> [WHAT THE EXERCISE ASKS]:
For this exercise, return all the data word for word, with images left out.

Dataset items:
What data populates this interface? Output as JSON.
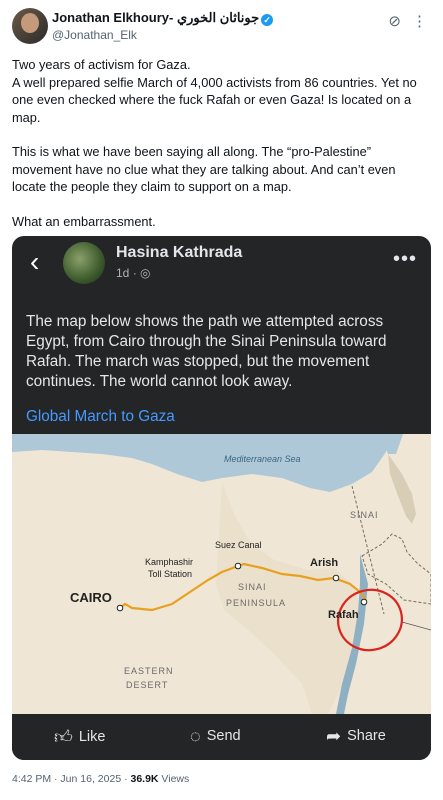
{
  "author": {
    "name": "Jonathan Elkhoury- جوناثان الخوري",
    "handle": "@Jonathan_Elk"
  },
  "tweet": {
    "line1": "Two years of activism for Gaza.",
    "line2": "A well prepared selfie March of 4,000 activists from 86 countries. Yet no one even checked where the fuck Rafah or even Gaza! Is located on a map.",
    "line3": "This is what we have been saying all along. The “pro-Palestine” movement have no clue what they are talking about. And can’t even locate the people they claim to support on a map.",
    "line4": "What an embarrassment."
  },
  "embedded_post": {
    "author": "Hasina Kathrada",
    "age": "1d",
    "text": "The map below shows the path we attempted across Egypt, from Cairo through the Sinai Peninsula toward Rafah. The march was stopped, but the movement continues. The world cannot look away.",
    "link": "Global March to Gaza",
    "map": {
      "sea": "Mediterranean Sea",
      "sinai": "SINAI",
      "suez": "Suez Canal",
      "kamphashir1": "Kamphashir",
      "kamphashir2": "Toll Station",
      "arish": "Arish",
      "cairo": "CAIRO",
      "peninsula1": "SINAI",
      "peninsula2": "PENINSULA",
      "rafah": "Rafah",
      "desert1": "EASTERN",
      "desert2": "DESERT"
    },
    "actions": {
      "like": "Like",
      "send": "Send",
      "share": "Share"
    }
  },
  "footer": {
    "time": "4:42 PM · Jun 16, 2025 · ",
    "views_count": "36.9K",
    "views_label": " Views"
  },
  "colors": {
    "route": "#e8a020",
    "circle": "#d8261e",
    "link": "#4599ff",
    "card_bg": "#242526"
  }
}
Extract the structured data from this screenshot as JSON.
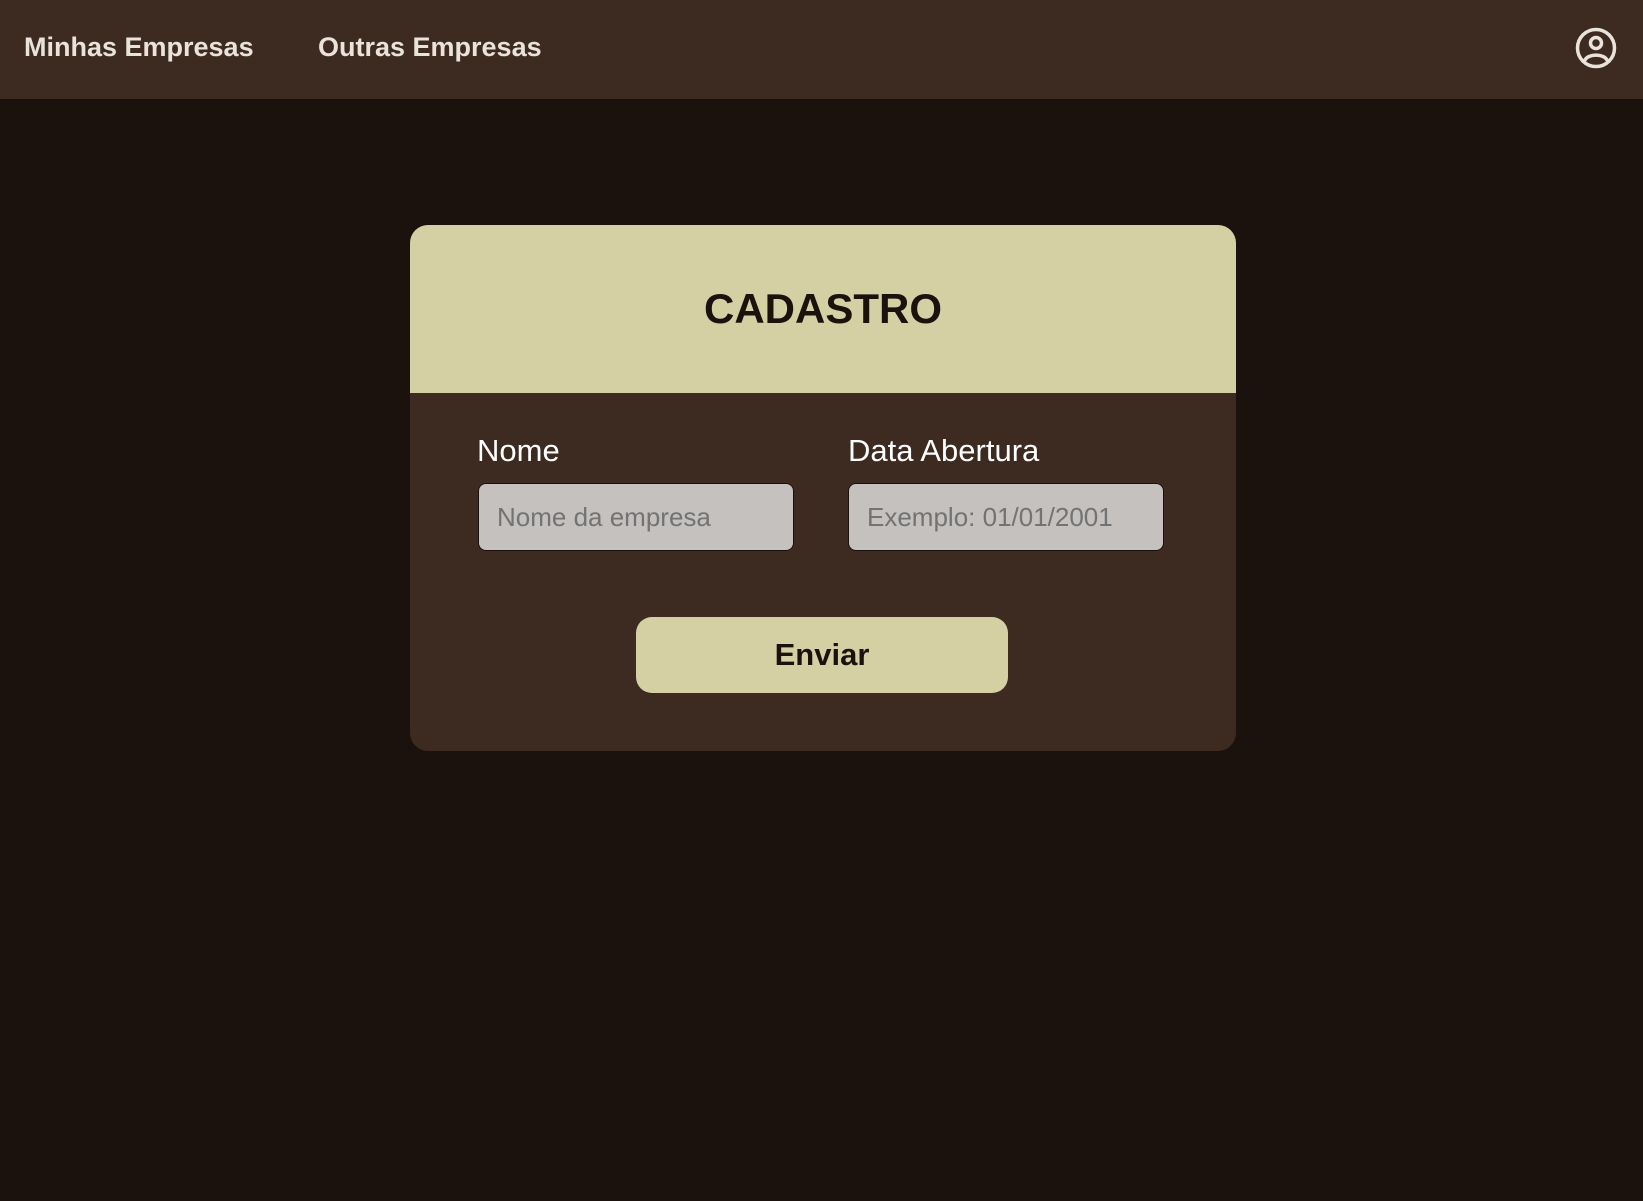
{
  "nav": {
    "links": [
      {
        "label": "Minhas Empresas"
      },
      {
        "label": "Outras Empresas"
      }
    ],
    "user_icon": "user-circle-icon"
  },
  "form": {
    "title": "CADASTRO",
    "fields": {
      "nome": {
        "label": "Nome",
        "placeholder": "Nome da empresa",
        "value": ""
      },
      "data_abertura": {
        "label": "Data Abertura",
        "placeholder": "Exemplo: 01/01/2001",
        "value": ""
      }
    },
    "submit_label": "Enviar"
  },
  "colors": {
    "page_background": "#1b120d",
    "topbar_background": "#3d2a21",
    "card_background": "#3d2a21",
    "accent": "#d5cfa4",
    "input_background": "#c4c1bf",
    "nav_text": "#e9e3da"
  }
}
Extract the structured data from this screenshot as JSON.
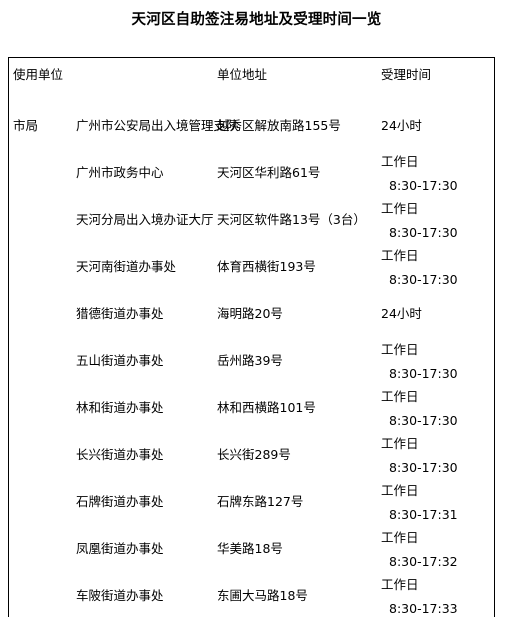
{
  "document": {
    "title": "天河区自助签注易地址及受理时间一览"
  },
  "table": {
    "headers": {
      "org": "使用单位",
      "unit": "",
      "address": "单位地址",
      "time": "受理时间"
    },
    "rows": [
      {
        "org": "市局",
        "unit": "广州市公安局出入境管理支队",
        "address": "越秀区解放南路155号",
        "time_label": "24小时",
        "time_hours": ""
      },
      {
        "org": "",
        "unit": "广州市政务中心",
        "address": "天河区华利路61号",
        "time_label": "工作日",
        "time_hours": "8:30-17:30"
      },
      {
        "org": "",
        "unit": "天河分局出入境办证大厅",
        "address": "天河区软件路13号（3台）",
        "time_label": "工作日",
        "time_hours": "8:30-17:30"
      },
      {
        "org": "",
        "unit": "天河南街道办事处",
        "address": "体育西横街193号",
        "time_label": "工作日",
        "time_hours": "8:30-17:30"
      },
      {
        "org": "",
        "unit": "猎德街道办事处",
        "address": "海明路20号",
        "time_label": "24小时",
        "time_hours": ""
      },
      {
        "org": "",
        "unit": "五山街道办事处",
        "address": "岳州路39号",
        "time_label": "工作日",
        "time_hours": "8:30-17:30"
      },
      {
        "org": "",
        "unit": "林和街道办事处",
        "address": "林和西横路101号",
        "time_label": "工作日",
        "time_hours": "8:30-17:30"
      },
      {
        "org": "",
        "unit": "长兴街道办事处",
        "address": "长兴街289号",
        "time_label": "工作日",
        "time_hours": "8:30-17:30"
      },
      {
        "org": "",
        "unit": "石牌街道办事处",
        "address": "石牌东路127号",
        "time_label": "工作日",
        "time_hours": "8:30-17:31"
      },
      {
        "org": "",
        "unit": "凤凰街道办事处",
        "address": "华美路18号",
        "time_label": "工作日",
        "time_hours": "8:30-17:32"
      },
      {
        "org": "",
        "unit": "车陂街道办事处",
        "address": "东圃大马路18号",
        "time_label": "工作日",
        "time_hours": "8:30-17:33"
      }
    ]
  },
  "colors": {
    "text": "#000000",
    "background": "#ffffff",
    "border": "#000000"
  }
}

> [YOUR RESPONSE]:
What data populates this interface? Output as JSON.
{
  "author": {
    "name": "Jonathan Elkhoury- جوناثان الخوري",
    "handle": "@Jonathan_Elk"
  },
  "tweet": {
    "line1": "Two years of activism for Gaza.",
    "line2": "A well prepared selfie March of 4,000 activists from 86 countries. Yet no one even checked where the fuck Rafah or even Gaza! Is located on a map.",
    "line3": "This is what we have been saying all along. The “pro-Palestine” movement have no clue what they are talking about. And can’t even locate the people they claim to support on a map.",
    "line4": "What an embarrassment."
  },
  "embedded_post": {
    "author": "Hasina Kathrada",
    "age": "1d",
    "text": "The map below shows the path we attempted across Egypt, from Cairo through the Sinai Peninsula toward Rafah. The march was stopped, but the movement continues. The world cannot look away.",
    "link": "Global March to Gaza",
    "map": {
      "sea": "Mediterranean Sea",
      "sinai": "SINAI",
      "suez": "Suez Canal",
      "kamphashir1": "Kamphashir",
      "kamphashir2": "Toll Station",
      "arish": "Arish",
      "cairo": "CAIRO",
      "peninsula1": "SINAI",
      "peninsula2": "PENINSULA",
      "rafah": "Rafah",
      "desert1": "EASTERN",
      "desert2": "DESERT"
    },
    "actions": {
      "like": "Like",
      "send": "Send",
      "share": "Share"
    }
  },
  "footer": {
    "time": "4:42 PM · Jun 16, 2025 · ",
    "views_count": "36.9K",
    "views_label": " Views"
  },
  "colors": {
    "route": "#e8a020",
    "circle": "#d8261e",
    "link": "#4599ff",
    "card_bg": "#242526"
  }
}
Extract the structured data from this screenshot as JSON.
{
  "nav": {
    "links": [
      {
        "label": "Minhas Empresas"
      },
      {
        "label": "Outras Empresas"
      }
    ],
    "user_icon": "user-circle-icon"
  },
  "form": {
    "title": "CADASTRO",
    "fields": {
      "nome": {
        "label": "Nome",
        "placeholder": "Nome da empresa",
        "value": ""
      },
      "data_abertura": {
        "label": "Data Abertura",
        "placeholder": "Exemplo: 01/01/2001",
        "value": ""
      }
    },
    "submit_label": "Enviar"
  },
  "colors": {
    "page_background": "#1b120d",
    "topbar_background": "#3d2a21",
    "card_background": "#3d2a21",
    "accent": "#d5cfa4",
    "input_background": "#c4c1bf",
    "nav_text": "#e9e3da"
  }
}
Extract the structured data from this screenshot as JSON.
{
  "document": {
    "title": "天河区自助签注易地址及受理时间一览"
  },
  "table": {
    "headers": {
      "org": "使用单位",
      "unit": "",
      "address": "单位地址",
      "time": "受理时间"
    },
    "rows": [
      {
        "org": "市局",
        "unit": "广州市公安局出入境管理支队",
        "address": "越秀区解放南路155号",
        "time_label": "24小时",
        "time_hours": ""
      },
      {
        "org": "",
        "unit": "广州市政务中心",
        "address": "天河区华利路61号",
        "time_label": "工作日",
        "time_hours": "8:30-17:30"
      },
      {
        "org": "",
        "unit": "天河分局出入境办证大厅",
        "address": "天河区软件路13号（3台）",
        "time_label": "工作日",
        "time_hours": "8:30-17:30"
      },
      {
        "org": "",
        "unit": "天河南街道办事处",
        "address": "体育西横街193号",
        "time_label": "工作日",
        "time_hours": "8:30-17:30"
      },
      {
        "org": "",
        "unit": "猎德街道办事处",
        "address": "海明路20号",
        "time_label": "24小时",
        "time_hours": ""
      },
      {
        "org": "",
        "unit": "五山街道办事处",
        "address": "岳州路39号",
        "time_label": "工作日",
        "time_hours": "8:30-17:30"
      },
      {
        "org": "",
        "unit": "林和街道办事处",
        "address": "林和西横路101号",
        "time_label": "工作日",
        "time_hours": "8:30-17:30"
      },
      {
        "org": "",
        "unit": "长兴街道办事处",
        "address": "长兴街289号",
        "time_label": "工作日",
        "time_hours": "8:30-17:30"
      },
      {
        "org": "",
        "unit": "石牌街道办事处",
        "address": "石牌东路127号",
        "time_label": "工作日",
        "time_hours": "8:30-17:31"
      },
      {
        "org": "",
        "unit": "凤凰街道办事处",
        "address": "华美路18号",
        "time_label": "工作日",
        "time_hours": "8:30-17:32"
      },
      {
        "org": "",
        "unit": "车陂街道办事处",
        "address": "东圃大马路18号",
        "time_label": "工作日",
        "time_hours": "8:30-17:33"
      }
    ]
  },
  "colors": {
    "text": "#000000",
    "background": "#ffffff",
    "border": "#000000"
  }
}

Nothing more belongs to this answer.